Component data from apps and pages:
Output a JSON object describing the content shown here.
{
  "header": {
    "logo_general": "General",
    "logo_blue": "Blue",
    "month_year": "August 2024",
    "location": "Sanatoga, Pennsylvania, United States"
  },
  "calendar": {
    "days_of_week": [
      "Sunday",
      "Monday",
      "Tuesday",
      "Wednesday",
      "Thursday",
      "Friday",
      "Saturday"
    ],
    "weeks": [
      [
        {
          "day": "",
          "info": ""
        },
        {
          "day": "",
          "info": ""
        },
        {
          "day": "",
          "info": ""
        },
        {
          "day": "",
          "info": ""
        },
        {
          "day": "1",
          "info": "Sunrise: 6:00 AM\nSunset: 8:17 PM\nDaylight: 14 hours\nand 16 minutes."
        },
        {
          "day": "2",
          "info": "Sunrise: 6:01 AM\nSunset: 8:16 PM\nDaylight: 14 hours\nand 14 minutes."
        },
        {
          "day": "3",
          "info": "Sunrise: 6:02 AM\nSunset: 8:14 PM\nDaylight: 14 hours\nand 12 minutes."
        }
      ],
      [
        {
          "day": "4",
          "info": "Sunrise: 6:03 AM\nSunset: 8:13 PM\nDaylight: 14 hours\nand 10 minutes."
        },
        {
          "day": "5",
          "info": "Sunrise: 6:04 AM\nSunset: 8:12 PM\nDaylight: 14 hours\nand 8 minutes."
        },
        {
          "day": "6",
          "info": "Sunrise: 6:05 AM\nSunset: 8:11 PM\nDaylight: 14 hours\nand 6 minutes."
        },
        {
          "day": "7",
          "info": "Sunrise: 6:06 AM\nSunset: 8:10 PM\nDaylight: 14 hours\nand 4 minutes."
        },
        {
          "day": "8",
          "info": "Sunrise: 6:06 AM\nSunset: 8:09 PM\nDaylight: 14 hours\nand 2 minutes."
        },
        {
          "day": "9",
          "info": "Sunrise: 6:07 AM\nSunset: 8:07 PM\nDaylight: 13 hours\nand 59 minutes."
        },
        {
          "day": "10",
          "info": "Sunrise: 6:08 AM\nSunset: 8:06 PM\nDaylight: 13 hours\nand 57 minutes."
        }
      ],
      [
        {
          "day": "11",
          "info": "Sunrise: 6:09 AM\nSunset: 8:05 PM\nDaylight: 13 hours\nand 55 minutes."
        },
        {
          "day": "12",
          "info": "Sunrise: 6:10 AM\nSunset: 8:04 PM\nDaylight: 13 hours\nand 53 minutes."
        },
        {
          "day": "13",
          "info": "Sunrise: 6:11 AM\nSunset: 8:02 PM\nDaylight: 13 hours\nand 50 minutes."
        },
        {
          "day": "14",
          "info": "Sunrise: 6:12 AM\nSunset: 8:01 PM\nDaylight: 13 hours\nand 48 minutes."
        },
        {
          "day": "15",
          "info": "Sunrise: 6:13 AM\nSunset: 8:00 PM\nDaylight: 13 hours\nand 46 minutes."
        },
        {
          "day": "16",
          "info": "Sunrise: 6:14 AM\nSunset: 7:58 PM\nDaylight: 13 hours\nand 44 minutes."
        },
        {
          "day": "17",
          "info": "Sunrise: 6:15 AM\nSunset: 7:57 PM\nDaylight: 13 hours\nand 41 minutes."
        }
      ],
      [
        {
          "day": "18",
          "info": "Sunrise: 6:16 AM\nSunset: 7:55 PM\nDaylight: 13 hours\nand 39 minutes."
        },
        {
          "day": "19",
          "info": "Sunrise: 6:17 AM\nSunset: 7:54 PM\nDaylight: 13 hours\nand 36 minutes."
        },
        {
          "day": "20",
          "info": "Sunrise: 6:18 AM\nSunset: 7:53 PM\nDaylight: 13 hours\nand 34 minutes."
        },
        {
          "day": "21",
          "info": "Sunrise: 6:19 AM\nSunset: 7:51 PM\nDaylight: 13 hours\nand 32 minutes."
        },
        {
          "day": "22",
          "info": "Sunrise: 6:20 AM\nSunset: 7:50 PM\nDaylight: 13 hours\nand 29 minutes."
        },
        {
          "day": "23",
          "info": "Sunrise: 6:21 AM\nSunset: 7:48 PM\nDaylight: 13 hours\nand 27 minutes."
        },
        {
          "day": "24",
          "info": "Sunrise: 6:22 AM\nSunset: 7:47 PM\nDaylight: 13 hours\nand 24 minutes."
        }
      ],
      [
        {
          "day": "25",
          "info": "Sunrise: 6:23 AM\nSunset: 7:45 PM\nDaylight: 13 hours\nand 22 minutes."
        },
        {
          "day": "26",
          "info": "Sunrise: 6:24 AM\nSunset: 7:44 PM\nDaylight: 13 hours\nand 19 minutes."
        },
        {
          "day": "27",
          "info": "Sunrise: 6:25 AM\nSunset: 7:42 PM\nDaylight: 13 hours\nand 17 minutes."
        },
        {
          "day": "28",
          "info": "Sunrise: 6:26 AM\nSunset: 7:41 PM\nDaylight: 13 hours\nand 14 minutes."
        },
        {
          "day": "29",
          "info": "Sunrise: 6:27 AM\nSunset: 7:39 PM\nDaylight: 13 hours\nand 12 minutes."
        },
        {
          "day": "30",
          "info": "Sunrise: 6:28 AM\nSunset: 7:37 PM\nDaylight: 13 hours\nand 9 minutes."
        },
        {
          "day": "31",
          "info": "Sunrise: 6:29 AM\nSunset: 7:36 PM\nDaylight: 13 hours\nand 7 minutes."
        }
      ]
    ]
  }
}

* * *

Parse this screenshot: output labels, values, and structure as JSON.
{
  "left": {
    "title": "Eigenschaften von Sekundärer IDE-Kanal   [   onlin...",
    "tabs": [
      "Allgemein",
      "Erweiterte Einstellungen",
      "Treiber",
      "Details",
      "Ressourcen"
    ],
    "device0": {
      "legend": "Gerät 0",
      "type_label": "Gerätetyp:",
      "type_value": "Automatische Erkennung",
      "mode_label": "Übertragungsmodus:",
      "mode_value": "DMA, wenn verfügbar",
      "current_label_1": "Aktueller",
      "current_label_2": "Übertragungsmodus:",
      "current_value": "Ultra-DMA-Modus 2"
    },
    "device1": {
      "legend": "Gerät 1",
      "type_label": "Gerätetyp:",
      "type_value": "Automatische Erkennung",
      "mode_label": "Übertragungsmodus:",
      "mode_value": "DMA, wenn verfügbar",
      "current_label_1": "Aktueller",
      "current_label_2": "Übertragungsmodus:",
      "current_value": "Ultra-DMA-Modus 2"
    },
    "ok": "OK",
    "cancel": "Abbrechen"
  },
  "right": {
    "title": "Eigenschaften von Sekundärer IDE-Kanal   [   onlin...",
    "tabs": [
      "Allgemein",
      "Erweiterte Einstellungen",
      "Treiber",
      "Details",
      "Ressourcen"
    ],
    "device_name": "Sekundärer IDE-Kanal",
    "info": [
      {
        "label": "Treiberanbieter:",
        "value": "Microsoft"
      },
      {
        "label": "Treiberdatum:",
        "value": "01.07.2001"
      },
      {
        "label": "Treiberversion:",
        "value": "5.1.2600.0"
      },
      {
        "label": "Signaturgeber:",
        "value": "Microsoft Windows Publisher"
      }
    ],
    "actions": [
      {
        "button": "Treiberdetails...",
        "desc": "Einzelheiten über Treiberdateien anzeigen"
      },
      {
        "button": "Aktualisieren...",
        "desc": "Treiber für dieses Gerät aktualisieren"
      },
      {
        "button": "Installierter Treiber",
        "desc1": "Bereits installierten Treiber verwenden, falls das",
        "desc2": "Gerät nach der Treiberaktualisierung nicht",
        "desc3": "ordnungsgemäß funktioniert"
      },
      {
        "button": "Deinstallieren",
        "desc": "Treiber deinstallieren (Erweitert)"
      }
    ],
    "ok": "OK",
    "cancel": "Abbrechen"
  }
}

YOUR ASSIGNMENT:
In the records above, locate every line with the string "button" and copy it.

WRITTEN REPLY:
        "button": "Treiberdetails...",
        "button": "Aktualisieren...",
        "button": "Installierter Treiber",
        "button": "Deinstallieren",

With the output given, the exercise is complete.